For one thing, it can help shore up the shaky October ceasefire by pressing the UN Security Council to back it, including by standing up a scalable monitoring mechanism that the UN secretary-general presented to council members in December 2020.
Secondly, Washington can express support for parliamentary elections in December 2021.
Optimally, the UN-backed political dialogue will have reached agreement on establishing an interim unity government; currently, two rival legislatures, one backed by the GNA and the other by Haftar, compete for authority.
If not, elections will still be necessary. Holding a vote in a highly polarised country, where weapons are abundant, corruption is ubiquitous and rival camps control territory, is obviously risky.
But absent a negotiated solution to reunify the country’s governing institutions, attempting to forge consensus on a new vote for a single parliament appears to be the best way out of the untenable status quo.
Finally, the administration should help resolve Libya’s oil revenues dispute.

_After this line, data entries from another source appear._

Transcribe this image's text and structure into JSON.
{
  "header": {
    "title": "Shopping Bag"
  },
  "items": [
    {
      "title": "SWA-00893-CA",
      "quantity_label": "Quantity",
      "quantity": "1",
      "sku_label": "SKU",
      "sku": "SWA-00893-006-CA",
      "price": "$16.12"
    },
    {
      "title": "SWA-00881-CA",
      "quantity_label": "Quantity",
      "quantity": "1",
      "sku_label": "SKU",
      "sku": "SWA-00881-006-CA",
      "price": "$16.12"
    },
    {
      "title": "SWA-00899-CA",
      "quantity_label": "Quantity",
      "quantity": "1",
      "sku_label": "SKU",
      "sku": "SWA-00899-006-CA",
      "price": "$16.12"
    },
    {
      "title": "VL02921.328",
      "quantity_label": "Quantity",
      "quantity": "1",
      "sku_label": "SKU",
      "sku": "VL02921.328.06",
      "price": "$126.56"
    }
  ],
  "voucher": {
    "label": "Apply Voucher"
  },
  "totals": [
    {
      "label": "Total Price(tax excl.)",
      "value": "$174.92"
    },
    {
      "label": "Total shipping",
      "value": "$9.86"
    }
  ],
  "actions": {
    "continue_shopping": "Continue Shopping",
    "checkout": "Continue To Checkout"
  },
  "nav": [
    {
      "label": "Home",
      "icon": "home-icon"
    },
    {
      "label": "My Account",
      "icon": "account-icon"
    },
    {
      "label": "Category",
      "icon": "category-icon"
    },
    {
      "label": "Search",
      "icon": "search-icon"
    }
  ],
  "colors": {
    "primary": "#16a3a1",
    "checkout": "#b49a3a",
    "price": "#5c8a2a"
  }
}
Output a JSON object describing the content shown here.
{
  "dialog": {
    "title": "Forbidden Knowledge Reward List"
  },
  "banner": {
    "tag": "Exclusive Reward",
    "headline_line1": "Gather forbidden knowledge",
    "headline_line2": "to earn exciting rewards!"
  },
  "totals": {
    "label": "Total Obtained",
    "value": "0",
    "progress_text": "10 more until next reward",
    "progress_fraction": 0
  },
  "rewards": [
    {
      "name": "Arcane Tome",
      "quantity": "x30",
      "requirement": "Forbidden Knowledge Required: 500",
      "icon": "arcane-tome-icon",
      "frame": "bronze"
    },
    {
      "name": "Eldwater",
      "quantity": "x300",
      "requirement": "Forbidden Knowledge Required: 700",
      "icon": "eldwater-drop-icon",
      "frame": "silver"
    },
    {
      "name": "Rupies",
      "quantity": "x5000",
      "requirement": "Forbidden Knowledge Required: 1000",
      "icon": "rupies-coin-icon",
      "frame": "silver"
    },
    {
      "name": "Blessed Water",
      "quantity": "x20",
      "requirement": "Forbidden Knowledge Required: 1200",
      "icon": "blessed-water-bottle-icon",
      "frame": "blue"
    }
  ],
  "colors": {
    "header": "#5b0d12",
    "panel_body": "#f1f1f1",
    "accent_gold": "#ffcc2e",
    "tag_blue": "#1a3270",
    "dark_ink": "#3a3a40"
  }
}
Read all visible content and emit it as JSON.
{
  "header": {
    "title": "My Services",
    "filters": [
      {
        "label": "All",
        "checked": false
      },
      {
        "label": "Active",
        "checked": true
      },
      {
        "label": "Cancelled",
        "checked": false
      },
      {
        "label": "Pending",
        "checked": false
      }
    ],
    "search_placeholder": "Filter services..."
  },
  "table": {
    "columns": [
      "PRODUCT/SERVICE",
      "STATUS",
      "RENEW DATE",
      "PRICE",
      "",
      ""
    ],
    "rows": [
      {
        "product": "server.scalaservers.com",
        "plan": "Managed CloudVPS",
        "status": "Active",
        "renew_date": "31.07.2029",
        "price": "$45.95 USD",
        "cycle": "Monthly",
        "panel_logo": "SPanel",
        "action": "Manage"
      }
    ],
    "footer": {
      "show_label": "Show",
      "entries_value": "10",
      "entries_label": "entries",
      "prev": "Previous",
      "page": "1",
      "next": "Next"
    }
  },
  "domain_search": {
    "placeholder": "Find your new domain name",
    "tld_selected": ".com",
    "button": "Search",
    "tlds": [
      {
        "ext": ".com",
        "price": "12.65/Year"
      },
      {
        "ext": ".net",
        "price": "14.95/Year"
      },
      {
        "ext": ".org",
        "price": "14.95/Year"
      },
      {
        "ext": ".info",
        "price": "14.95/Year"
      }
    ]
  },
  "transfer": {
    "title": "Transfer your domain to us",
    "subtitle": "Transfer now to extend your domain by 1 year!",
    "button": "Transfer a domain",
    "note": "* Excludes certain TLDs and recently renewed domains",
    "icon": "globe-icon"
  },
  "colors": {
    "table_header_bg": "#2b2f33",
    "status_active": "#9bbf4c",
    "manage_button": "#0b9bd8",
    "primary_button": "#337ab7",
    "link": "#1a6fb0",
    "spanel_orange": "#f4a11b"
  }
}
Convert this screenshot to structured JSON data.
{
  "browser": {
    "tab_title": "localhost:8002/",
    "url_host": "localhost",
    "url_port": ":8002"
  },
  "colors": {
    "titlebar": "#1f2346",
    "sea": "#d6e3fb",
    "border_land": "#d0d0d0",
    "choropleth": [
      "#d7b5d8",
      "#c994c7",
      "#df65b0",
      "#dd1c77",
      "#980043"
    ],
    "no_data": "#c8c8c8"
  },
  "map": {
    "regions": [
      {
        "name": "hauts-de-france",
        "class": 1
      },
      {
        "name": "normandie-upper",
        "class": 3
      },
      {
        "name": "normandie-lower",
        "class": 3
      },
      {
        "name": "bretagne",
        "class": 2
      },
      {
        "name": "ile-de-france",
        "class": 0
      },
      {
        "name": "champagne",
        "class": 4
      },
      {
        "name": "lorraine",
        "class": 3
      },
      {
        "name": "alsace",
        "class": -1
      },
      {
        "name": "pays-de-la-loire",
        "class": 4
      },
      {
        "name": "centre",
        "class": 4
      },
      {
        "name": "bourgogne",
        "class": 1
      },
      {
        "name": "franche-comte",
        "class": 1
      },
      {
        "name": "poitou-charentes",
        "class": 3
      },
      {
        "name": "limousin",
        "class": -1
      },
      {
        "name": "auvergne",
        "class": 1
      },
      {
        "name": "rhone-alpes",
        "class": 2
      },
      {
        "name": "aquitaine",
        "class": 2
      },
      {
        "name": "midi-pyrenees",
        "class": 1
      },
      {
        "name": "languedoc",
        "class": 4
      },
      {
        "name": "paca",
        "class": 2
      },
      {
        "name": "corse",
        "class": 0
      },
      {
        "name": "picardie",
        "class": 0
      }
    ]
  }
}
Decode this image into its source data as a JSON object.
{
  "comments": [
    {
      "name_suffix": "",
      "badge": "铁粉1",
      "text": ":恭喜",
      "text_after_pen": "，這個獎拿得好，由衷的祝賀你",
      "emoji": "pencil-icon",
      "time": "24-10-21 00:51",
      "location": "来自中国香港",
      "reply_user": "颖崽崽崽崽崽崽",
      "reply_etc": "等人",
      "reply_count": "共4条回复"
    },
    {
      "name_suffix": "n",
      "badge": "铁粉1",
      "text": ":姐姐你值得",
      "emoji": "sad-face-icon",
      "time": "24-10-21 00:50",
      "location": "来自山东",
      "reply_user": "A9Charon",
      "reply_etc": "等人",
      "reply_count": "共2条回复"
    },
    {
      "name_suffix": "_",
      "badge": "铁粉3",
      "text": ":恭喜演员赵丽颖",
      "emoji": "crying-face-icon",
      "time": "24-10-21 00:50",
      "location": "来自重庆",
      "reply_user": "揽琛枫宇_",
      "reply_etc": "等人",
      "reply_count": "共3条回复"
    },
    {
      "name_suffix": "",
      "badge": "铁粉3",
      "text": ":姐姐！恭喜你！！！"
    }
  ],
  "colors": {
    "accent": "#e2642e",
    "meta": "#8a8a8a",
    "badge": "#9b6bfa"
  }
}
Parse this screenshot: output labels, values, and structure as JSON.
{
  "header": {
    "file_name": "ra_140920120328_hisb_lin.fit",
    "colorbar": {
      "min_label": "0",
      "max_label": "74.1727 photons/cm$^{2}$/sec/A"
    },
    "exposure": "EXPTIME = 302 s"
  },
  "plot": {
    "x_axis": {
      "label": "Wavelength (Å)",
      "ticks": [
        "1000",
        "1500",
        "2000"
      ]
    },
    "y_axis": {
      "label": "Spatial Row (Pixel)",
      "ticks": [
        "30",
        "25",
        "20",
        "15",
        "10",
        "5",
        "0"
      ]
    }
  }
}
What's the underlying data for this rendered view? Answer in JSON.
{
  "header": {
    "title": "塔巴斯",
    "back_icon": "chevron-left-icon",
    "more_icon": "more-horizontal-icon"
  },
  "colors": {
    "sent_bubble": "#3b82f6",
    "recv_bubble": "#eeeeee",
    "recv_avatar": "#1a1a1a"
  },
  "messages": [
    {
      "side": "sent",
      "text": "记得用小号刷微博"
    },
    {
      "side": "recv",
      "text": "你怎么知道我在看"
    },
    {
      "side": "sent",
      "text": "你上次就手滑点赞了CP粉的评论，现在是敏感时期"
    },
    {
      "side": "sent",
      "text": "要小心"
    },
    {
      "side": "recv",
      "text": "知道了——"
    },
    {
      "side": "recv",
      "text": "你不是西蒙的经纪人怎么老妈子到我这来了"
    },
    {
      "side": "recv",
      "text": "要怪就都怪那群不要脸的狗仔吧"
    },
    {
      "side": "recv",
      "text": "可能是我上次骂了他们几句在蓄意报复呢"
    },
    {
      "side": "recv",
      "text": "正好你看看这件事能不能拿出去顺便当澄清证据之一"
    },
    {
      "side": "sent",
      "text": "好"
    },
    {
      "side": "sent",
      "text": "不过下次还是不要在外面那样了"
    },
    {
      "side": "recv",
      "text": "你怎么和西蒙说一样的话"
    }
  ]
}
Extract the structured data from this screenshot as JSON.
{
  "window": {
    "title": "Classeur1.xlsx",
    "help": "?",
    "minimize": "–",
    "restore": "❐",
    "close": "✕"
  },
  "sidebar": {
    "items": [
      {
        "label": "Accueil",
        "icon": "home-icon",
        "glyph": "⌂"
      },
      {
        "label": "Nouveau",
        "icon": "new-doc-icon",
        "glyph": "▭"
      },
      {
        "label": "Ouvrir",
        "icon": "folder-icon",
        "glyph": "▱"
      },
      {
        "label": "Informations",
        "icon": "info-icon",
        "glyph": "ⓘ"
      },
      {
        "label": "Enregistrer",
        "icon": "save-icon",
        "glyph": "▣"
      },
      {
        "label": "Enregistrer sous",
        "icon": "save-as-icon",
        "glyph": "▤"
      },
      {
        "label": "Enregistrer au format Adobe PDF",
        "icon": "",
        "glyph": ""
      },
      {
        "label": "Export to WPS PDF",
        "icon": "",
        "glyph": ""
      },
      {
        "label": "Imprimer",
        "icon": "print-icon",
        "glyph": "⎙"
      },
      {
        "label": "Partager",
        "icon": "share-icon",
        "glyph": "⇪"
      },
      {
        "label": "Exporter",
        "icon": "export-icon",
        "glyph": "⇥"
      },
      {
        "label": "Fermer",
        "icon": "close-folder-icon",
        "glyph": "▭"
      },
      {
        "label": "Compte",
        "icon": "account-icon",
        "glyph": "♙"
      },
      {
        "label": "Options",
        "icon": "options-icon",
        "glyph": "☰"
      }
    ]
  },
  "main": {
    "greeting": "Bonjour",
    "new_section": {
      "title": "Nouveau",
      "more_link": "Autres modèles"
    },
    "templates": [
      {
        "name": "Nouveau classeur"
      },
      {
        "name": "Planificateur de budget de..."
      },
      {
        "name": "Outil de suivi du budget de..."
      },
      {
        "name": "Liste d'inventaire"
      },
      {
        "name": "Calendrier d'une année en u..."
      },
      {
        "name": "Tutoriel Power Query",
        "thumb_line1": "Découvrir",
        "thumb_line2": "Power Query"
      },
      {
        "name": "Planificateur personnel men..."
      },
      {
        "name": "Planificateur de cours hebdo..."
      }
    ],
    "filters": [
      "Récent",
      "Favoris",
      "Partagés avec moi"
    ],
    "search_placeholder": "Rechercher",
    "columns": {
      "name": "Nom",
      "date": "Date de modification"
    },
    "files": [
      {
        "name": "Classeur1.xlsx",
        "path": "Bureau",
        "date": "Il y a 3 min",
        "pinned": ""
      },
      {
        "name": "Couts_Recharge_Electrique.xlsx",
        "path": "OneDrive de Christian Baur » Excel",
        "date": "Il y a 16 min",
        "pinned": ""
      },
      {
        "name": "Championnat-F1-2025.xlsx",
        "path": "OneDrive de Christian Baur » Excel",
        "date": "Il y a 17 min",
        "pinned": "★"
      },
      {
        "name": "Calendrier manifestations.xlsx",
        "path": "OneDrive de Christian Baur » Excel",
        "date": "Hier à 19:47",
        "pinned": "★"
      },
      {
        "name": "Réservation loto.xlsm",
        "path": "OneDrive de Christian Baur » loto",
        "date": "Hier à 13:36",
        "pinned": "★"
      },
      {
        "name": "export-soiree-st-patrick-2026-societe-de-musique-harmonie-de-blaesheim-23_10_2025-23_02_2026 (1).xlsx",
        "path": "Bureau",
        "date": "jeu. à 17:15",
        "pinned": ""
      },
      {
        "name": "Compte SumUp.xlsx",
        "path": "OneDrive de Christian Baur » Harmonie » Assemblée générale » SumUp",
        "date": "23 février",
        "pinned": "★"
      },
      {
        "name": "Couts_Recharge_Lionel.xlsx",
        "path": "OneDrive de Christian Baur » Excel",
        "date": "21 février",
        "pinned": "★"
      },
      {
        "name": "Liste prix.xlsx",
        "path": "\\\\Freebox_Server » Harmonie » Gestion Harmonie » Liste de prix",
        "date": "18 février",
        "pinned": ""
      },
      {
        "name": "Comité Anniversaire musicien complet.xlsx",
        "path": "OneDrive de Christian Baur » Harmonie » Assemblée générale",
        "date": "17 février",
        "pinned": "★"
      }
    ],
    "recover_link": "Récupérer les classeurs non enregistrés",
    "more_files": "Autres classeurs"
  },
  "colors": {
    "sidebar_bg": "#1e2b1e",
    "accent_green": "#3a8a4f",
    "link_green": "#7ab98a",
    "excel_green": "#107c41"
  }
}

The U.S. and the UN backed the current arrangement to freeze revenues as a mechanism to reassure Haftar that they would not be used against his side, and to persuade him to lift the oil blockade.
But the arrangement was intended to be temporary, until the unity interim government could be formed. With that process stalled, however, the revenue freeze is increasingly untenable. The state needs cash to function.
Washington should lend its technical expertise and political weight to a push for a new agreement that assures Haftar and his foreign backers that oil sales revenues will not fund their Tripoli rivals’ military build-up while allowing them to be tapped to cover public expenditures throughout Libya.